Task details
Read through the listing below and return only the lines containing "content".

Data to process
= = = =

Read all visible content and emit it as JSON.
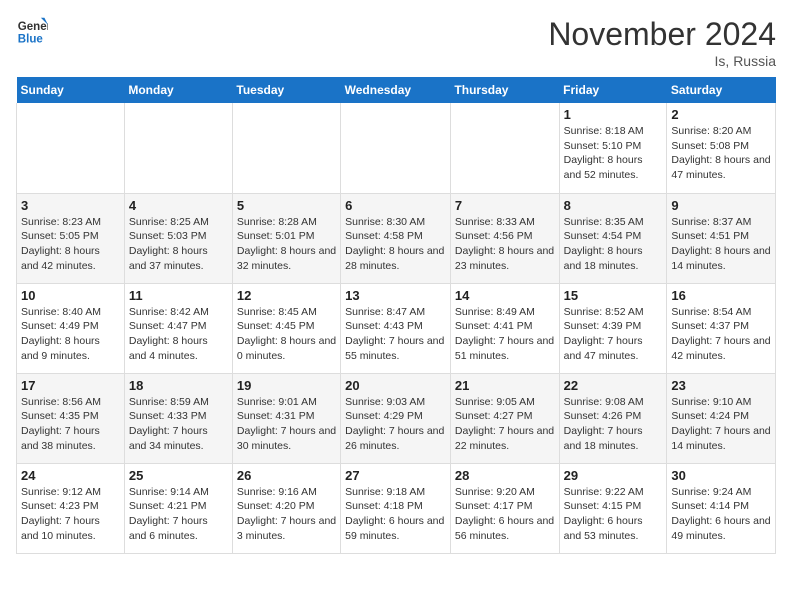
{
  "header": {
    "logo_line1": "General",
    "logo_line2": "Blue",
    "month": "November 2024",
    "location": "Is, Russia"
  },
  "weekdays": [
    "Sunday",
    "Monday",
    "Tuesday",
    "Wednesday",
    "Thursday",
    "Friday",
    "Saturday"
  ],
  "weeks": [
    [
      {
        "day": "",
        "detail": ""
      },
      {
        "day": "",
        "detail": ""
      },
      {
        "day": "",
        "detail": ""
      },
      {
        "day": "",
        "detail": ""
      },
      {
        "day": "",
        "detail": ""
      },
      {
        "day": "1",
        "detail": "Sunrise: 8:18 AM\nSunset: 5:10 PM\nDaylight: 8 hours and 52 minutes."
      },
      {
        "day": "2",
        "detail": "Sunrise: 8:20 AM\nSunset: 5:08 PM\nDaylight: 8 hours and 47 minutes."
      }
    ],
    [
      {
        "day": "3",
        "detail": "Sunrise: 8:23 AM\nSunset: 5:05 PM\nDaylight: 8 hours and 42 minutes."
      },
      {
        "day": "4",
        "detail": "Sunrise: 8:25 AM\nSunset: 5:03 PM\nDaylight: 8 hours and 37 minutes."
      },
      {
        "day": "5",
        "detail": "Sunrise: 8:28 AM\nSunset: 5:01 PM\nDaylight: 8 hours and 32 minutes."
      },
      {
        "day": "6",
        "detail": "Sunrise: 8:30 AM\nSunset: 4:58 PM\nDaylight: 8 hours and 28 minutes."
      },
      {
        "day": "7",
        "detail": "Sunrise: 8:33 AM\nSunset: 4:56 PM\nDaylight: 8 hours and 23 minutes."
      },
      {
        "day": "8",
        "detail": "Sunrise: 8:35 AM\nSunset: 4:54 PM\nDaylight: 8 hours and 18 minutes."
      },
      {
        "day": "9",
        "detail": "Sunrise: 8:37 AM\nSunset: 4:51 PM\nDaylight: 8 hours and 14 minutes."
      }
    ],
    [
      {
        "day": "10",
        "detail": "Sunrise: 8:40 AM\nSunset: 4:49 PM\nDaylight: 8 hours and 9 minutes."
      },
      {
        "day": "11",
        "detail": "Sunrise: 8:42 AM\nSunset: 4:47 PM\nDaylight: 8 hours and 4 minutes."
      },
      {
        "day": "12",
        "detail": "Sunrise: 8:45 AM\nSunset: 4:45 PM\nDaylight: 8 hours and 0 minutes."
      },
      {
        "day": "13",
        "detail": "Sunrise: 8:47 AM\nSunset: 4:43 PM\nDaylight: 7 hours and 55 minutes."
      },
      {
        "day": "14",
        "detail": "Sunrise: 8:49 AM\nSunset: 4:41 PM\nDaylight: 7 hours and 51 minutes."
      },
      {
        "day": "15",
        "detail": "Sunrise: 8:52 AM\nSunset: 4:39 PM\nDaylight: 7 hours and 47 minutes."
      },
      {
        "day": "16",
        "detail": "Sunrise: 8:54 AM\nSunset: 4:37 PM\nDaylight: 7 hours and 42 minutes."
      }
    ],
    [
      {
        "day": "17",
        "detail": "Sunrise: 8:56 AM\nSunset: 4:35 PM\nDaylight: 7 hours and 38 minutes."
      },
      {
        "day": "18",
        "detail": "Sunrise: 8:59 AM\nSunset: 4:33 PM\nDaylight: 7 hours and 34 minutes."
      },
      {
        "day": "19",
        "detail": "Sunrise: 9:01 AM\nSunset: 4:31 PM\nDaylight: 7 hours and 30 minutes."
      },
      {
        "day": "20",
        "detail": "Sunrise: 9:03 AM\nSunset: 4:29 PM\nDaylight: 7 hours and 26 minutes."
      },
      {
        "day": "21",
        "detail": "Sunrise: 9:05 AM\nSunset: 4:27 PM\nDaylight: 7 hours and 22 minutes."
      },
      {
        "day": "22",
        "detail": "Sunrise: 9:08 AM\nSunset: 4:26 PM\nDaylight: 7 hours and 18 minutes."
      },
      {
        "day": "23",
        "detail": "Sunrise: 9:10 AM\nSunset: 4:24 PM\nDaylight: 7 hours and 14 minutes."
      }
    ],
    [
      {
        "day": "24",
        "detail": "Sunrise: 9:12 AM\nSunset: 4:23 PM\nDaylight: 7 hours and 10 minutes."
      },
      {
        "day": "25",
        "detail": "Sunrise: 9:14 AM\nSunset: 4:21 PM\nDaylight: 7 hours and 6 minutes."
      },
      {
        "day": "26",
        "detail": "Sunrise: 9:16 AM\nSunset: 4:20 PM\nDaylight: 7 hours and 3 minutes."
      },
      {
        "day": "27",
        "detail": "Sunrise: 9:18 AM\nSunset: 4:18 PM\nDaylight: 6 hours and 59 minutes."
      },
      {
        "day": "28",
        "detail": "Sunrise: 9:20 AM\nSunset: 4:17 PM\nDaylight: 6 hours and 56 minutes."
      },
      {
        "day": "29",
        "detail": "Sunrise: 9:22 AM\nSunset: 4:15 PM\nDaylight: 6 hours and 53 minutes."
      },
      {
        "day": "30",
        "detail": "Sunrise: 9:24 AM\nSunset: 4:14 PM\nDaylight: 6 hours and 49 minutes."
      }
    ]
  ]
}
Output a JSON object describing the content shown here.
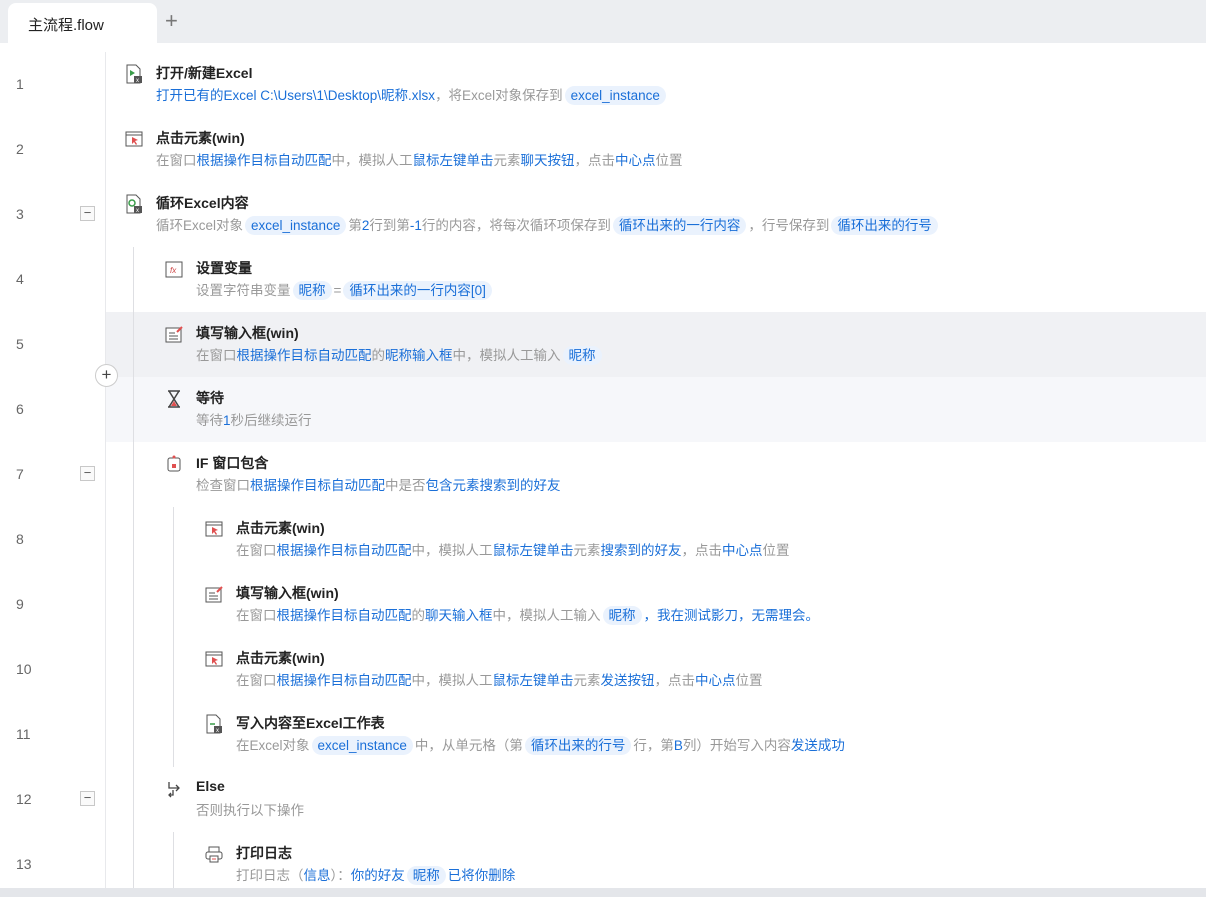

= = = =

Result
Read all visible content and emit it as JSON.
Output a JSON object describing the content shown here.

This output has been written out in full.